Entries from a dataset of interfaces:
#####
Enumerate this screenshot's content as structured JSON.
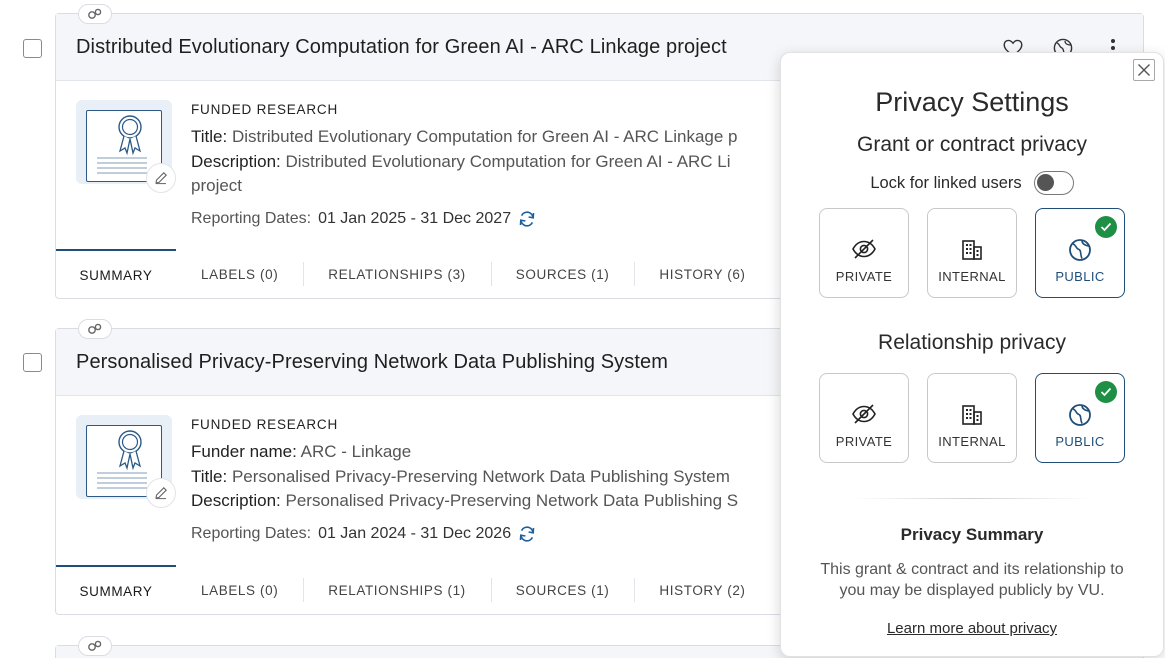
{
  "records": [
    {
      "title": "Distributed Evolutionary Computation for Green AI - ARC Linkage project",
      "kind": "FUNDED RESEARCH",
      "fields": [
        {
          "key": "Title:",
          "value": "Distributed Evolutionary Computation for Green AI - ARC Linkage p"
        },
        {
          "key": "Description:",
          "value": "Distributed Evolutionary Computation for Green AI - ARC Li"
        }
      ],
      "description_wrap": "project",
      "dates_label": "Reporting Dates:",
      "dates_value": "01 Jan 2025 - 31 Dec 2027",
      "tabs": [
        "SUMMARY",
        "LABELS (0)",
        "RELATIONSHIPS (3)",
        "SOURCES (1)",
        "HISTORY (6)"
      ]
    },
    {
      "title": "Personalised Privacy-Preserving Network Data Publishing System",
      "kind": "FUNDED RESEARCH",
      "fields": [
        {
          "key": "Funder name:",
          "value": "ARC - Linkage"
        },
        {
          "key": "Title:",
          "value": "Personalised Privacy-Preserving Network Data Publishing System"
        },
        {
          "key": "Description:",
          "value": "Personalised Privacy-Preserving Network Data Publishing S"
        }
      ],
      "dates_label": "Reporting Dates:",
      "dates_value": "01 Jan 2024 - 31 Dec 2026",
      "tabs": [
        "SUMMARY",
        "LABELS (0)",
        "RELATIONSHIPS (1)",
        "SOURCES (1)",
        "HISTORY (2)"
      ]
    }
  ],
  "privacy": {
    "title": "Privacy Settings",
    "grant_section": "Grant or contract privacy",
    "lock_label": "Lock for linked users",
    "lock_enabled": false,
    "grant_options": [
      {
        "label": "PRIVATE",
        "icon": "eye-off-icon",
        "selected": false
      },
      {
        "label": "INTERNAL",
        "icon": "building-icon",
        "selected": false
      },
      {
        "label": "PUBLIC",
        "icon": "globe-icon",
        "selected": true
      }
    ],
    "relationship_section": "Relationship privacy",
    "relationship_options": [
      {
        "label": "PRIVATE",
        "icon": "eye-off-icon",
        "selected": false
      },
      {
        "label": "INTERNAL",
        "icon": "building-icon",
        "selected": false
      },
      {
        "label": "PUBLIC",
        "icon": "globe-icon",
        "selected": true
      }
    ],
    "summary_title": "Privacy Summary",
    "summary_text": "This grant & contract and its relationship to you may be displayed publicly by VU.",
    "learn_more": "Learn more about privacy"
  },
  "colors": {
    "accent": "#1f4e79",
    "selected_check": "#1e8f45",
    "card_header_bg": "#f4f6f9"
  }
}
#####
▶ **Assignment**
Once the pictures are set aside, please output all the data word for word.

▶ **Task response**
Enumerate this screenshot's content as structured JSON.
{
  "records": [
    {
      "title": "Distributed Evolutionary Computation for Green AI - ARC Linkage project",
      "kind": "FUNDED RESEARCH",
      "fields": [
        {
          "key": "Title:",
          "value": "Distributed Evolutionary Computation for Green AI - ARC Linkage p"
        },
        {
          "key": "Description:",
          "value": "Distributed Evolutionary Computation for Green AI - ARC Li"
        }
      ],
      "description_wrap": "project",
      "dates_label": "Reporting Dates:",
      "dates_value": "01 Jan 2025 - 31 Dec 2027",
      "tabs": [
        "SUMMARY",
        "LABELS (0)",
        "RELATIONSHIPS (3)",
        "SOURCES (1)",
        "HISTORY (6)"
      ]
    },
    {
      "title": "Personalised Privacy-Preserving Network Data Publishing System",
      "kind": "FUNDED RESEARCH",
      "fields": [
        {
          "key": "Funder name:",
          "value": "ARC - Linkage"
        },
        {
          "key": "Title:",
          "value": "Personalised Privacy-Preserving Network Data Publishing System"
        },
        {
          "key": "Description:",
          "value": "Personalised Privacy-Preserving Network Data Publishing S"
        }
      ],
      "dates_label": "Reporting Dates:",
      "dates_value": "01 Jan 2024 - 31 Dec 2026",
      "tabs": [
        "SUMMARY",
        "LABELS (0)",
        "RELATIONSHIPS (1)",
        "SOURCES (1)",
        "HISTORY (2)"
      ]
    }
  ],
  "privacy": {
    "title": "Privacy Settings",
    "grant_section": "Grant or contract privacy",
    "lock_label": "Lock for linked users",
    "lock_enabled": false,
    "grant_options": [
      {
        "label": "PRIVATE",
        "icon": "eye-off-icon",
        "selected": false
      },
      {
        "label": "INTERNAL",
        "icon": "building-icon",
        "selected": false
      },
      {
        "label": "PUBLIC",
        "icon": "globe-icon",
        "selected": true
      }
    ],
    "relationship_section": "Relationship privacy",
    "relationship_options": [
      {
        "label": "PRIVATE",
        "icon": "eye-off-icon",
        "selected": false
      },
      {
        "label": "INTERNAL",
        "icon": "building-icon",
        "selected": false
      },
      {
        "label": "PUBLIC",
        "icon": "globe-icon",
        "selected": true
      }
    ],
    "summary_title": "Privacy Summary",
    "summary_text": "This grant & contract and its relationship to you may be displayed publicly by VU.",
    "learn_more": "Learn more about privacy"
  },
  "colors": {
    "accent": "#1f4e79",
    "selected_check": "#1e8f45",
    "card_header_bg": "#f4f6f9"
  }
}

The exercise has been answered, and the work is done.